The afternoon will also include a stakeholder engagement discussion of shared values related to regional land preservation, structured as a response to preliminary findings of a study being conducted by the Regional Plan Association and The Benjamin Center.
About the Conference Organizers:
The Benjamin Center at SUNY New Paltz conducts studies on topics of regional interest to bring visibility and focus to public policy matters, help communities work together to better serve citizenry and advance the public interest in our region.
Regional Plan Association (RPA) is America’s most distinguished urban research and advocacy organization. RPA works to improve the prosperity, infrastructure, sustainability and quality of life of the New York-New Jersey-Connecticut metropolitan region.

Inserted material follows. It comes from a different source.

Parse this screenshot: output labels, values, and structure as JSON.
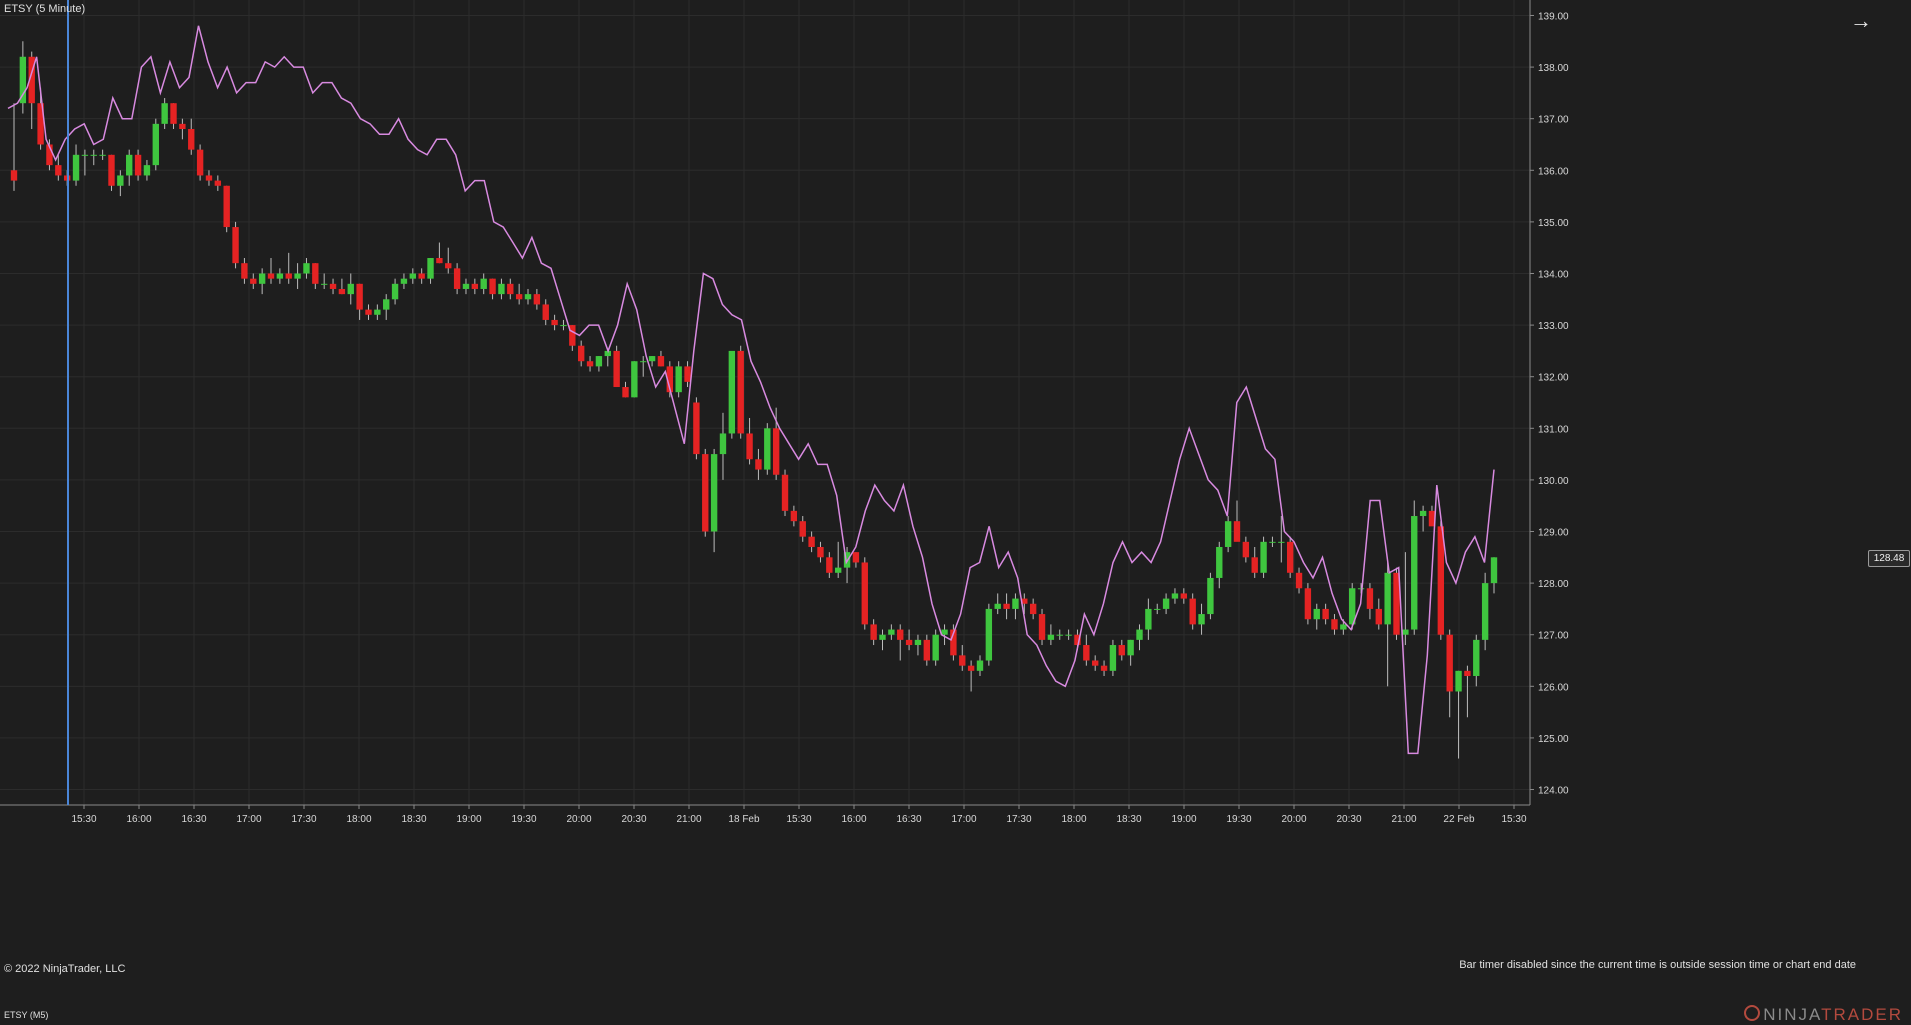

Hudson River Valley Greenway is a unique, New York State-sponsored program established by the Greenway Act of 1991. The program is designed to encourage projects and initiatives related to the intersecting goals of natural and cultural resource protection, regional planning, economic development, public access and heritage and environmental education. It provides technical assistance and catalytic grant funding for planning, water and land trails, and other projects that reinforce these goals. In keeping with the New York tradition of home rule, the Greenway program has no regulatory authority and participation by municipalities in Greenway programs and projects is entirely voluntary. The Greenway also manages the Hudson River Valley National Heritage Area in partnership with the National Park Service.